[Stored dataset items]
*** Begin section ***

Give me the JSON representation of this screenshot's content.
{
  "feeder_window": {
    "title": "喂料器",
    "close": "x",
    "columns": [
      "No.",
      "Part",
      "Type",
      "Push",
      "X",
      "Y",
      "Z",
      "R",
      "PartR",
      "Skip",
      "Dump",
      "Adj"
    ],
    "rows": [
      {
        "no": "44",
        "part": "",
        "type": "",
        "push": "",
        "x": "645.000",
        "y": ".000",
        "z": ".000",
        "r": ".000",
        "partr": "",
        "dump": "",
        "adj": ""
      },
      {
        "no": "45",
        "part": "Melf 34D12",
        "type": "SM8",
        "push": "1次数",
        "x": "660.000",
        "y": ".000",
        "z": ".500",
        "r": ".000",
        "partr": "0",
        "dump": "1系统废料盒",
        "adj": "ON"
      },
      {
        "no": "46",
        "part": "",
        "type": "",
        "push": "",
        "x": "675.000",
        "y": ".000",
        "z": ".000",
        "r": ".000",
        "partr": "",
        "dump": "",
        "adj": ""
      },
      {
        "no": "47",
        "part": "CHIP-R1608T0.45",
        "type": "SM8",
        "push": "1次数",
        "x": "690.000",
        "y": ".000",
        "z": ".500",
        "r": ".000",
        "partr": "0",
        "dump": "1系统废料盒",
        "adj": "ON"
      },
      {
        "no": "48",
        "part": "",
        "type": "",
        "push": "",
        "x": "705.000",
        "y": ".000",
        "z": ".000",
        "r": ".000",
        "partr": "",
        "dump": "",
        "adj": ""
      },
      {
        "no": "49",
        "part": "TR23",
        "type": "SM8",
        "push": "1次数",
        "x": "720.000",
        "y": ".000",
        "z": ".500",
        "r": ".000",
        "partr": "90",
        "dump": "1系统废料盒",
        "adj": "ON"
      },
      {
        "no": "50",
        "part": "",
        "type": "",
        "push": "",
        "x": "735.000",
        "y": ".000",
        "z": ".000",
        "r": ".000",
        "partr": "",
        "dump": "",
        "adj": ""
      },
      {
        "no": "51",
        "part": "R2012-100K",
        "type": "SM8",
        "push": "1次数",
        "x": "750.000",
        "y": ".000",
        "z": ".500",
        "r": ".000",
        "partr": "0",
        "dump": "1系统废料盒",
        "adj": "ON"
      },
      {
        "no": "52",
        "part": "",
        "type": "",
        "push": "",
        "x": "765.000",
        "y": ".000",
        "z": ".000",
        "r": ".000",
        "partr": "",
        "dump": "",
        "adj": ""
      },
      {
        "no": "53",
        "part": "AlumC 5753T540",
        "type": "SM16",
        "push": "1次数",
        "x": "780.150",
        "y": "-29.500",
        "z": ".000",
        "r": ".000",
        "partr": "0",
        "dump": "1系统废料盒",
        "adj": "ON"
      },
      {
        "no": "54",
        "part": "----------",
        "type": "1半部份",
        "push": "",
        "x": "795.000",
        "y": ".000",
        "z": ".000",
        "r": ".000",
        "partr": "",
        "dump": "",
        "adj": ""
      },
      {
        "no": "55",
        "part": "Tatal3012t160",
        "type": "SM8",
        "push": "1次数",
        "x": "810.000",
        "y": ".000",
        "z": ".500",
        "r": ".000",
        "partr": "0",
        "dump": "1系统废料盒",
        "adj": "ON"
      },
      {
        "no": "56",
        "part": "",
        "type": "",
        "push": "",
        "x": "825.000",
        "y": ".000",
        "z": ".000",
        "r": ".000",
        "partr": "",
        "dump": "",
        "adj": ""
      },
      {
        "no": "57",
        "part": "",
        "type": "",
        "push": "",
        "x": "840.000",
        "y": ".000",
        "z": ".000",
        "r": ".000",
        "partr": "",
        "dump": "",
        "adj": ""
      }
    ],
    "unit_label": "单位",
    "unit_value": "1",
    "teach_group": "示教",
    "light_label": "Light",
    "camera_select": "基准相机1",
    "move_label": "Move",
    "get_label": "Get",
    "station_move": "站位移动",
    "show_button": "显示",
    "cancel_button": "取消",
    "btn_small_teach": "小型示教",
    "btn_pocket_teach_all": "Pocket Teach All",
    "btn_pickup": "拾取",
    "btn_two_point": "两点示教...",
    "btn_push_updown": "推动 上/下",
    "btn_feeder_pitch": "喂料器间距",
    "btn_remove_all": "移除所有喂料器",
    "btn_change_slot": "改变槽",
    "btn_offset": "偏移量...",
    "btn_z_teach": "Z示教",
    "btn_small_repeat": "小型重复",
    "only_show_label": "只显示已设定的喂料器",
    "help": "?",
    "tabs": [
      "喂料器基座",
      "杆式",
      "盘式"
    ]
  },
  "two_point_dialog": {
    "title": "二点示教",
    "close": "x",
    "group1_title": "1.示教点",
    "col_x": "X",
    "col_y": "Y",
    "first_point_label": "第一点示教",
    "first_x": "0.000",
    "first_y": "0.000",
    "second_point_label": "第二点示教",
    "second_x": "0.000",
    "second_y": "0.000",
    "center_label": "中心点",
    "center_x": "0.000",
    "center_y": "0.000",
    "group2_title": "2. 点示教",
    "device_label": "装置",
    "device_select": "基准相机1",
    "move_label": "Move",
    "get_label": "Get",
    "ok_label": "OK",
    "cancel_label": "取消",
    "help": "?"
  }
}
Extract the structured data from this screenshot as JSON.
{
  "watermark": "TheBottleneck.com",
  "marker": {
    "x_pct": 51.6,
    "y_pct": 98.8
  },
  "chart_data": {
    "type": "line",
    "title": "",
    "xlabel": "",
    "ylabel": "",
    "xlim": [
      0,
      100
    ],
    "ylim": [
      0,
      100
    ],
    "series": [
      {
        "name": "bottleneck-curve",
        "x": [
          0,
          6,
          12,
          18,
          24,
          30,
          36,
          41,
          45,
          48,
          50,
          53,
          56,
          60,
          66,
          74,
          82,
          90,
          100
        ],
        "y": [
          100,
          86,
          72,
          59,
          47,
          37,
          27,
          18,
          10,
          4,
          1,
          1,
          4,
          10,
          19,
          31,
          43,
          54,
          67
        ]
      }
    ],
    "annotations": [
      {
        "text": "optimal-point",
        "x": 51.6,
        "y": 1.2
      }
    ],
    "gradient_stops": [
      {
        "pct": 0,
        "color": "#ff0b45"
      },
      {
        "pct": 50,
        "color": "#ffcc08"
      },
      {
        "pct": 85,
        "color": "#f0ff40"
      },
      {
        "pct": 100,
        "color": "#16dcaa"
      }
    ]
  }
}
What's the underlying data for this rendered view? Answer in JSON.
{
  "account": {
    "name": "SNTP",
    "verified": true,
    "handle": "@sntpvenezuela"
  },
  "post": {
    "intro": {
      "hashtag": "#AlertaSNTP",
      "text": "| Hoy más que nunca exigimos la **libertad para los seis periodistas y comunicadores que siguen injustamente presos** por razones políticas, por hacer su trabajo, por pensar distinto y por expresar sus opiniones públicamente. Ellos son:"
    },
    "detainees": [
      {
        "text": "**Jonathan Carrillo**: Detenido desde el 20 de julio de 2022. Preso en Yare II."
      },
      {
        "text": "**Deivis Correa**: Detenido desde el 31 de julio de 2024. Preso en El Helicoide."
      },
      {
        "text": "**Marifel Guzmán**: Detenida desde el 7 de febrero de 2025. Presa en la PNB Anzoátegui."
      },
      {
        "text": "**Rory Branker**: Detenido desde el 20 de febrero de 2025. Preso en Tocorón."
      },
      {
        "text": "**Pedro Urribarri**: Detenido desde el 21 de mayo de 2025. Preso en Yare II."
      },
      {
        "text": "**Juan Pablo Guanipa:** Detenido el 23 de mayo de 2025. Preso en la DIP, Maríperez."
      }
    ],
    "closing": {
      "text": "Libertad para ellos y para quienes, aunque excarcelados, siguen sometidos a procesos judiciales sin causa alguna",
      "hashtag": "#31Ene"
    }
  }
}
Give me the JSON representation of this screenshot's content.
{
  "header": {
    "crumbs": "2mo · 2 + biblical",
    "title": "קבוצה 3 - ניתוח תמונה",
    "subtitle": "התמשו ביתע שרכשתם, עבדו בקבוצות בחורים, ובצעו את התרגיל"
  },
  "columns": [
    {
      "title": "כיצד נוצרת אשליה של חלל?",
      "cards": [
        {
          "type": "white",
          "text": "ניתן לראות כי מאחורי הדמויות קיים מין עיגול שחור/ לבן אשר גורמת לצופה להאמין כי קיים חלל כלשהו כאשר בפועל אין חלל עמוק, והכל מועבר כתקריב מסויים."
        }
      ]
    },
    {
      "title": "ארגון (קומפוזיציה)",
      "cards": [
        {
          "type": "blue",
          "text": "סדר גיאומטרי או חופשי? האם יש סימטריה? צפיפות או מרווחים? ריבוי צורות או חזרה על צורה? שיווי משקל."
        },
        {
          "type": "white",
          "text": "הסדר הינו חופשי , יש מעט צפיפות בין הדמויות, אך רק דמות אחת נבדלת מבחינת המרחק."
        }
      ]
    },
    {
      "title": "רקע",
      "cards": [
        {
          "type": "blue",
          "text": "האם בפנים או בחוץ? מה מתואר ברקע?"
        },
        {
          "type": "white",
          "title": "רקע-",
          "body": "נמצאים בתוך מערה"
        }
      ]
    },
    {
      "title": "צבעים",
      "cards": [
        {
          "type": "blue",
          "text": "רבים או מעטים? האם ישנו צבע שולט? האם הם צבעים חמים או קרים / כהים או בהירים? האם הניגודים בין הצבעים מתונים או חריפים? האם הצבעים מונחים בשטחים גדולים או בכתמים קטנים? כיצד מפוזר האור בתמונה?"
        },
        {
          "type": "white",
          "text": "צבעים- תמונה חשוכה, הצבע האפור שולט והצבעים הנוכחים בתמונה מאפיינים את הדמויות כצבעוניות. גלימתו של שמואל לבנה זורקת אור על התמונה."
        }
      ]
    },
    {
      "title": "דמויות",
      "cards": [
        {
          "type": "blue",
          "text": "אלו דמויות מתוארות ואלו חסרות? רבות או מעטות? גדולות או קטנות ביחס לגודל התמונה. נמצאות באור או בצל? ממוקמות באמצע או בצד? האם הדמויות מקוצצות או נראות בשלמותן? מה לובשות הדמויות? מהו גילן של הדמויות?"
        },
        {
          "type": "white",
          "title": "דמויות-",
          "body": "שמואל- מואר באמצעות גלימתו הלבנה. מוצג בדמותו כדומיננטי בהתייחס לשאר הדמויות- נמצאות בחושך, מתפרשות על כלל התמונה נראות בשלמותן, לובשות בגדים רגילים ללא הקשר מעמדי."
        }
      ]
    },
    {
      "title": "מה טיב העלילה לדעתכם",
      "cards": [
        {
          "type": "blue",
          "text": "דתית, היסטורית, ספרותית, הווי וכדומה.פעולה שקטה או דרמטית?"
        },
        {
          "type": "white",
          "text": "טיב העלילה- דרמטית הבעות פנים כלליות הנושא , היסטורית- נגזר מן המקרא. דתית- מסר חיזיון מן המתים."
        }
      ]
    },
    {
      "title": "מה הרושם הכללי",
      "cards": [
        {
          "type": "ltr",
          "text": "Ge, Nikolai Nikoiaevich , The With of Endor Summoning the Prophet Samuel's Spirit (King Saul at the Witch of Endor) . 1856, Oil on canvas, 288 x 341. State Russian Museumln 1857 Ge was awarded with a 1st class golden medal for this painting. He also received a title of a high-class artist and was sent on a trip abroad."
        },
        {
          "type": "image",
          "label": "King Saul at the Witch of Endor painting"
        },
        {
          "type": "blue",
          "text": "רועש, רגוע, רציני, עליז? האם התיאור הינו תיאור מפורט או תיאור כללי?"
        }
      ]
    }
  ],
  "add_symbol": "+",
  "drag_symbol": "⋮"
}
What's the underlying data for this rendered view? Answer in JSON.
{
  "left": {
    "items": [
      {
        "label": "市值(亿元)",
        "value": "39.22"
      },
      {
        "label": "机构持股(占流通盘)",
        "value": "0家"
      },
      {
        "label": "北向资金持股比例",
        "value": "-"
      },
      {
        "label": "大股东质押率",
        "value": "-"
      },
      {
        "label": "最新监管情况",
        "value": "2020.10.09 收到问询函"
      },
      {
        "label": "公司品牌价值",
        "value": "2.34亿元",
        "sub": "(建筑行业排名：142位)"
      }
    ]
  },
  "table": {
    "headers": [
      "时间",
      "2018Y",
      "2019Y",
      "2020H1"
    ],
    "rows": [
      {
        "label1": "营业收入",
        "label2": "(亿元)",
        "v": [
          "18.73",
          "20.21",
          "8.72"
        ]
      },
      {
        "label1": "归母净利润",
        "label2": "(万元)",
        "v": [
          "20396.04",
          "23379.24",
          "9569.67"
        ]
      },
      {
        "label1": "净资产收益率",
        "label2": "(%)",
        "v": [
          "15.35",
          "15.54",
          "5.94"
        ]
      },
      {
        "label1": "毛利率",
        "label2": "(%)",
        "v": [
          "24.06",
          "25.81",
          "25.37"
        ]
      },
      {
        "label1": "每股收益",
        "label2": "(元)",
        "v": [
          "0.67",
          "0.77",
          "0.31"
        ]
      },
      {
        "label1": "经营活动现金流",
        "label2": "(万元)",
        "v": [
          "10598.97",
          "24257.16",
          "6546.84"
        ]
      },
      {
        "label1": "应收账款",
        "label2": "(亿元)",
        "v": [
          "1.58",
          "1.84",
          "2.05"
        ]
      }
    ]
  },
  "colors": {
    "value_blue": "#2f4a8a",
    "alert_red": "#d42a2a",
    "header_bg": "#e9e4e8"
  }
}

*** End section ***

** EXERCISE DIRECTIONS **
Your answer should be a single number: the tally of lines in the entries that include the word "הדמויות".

** TASK ANSWER **
5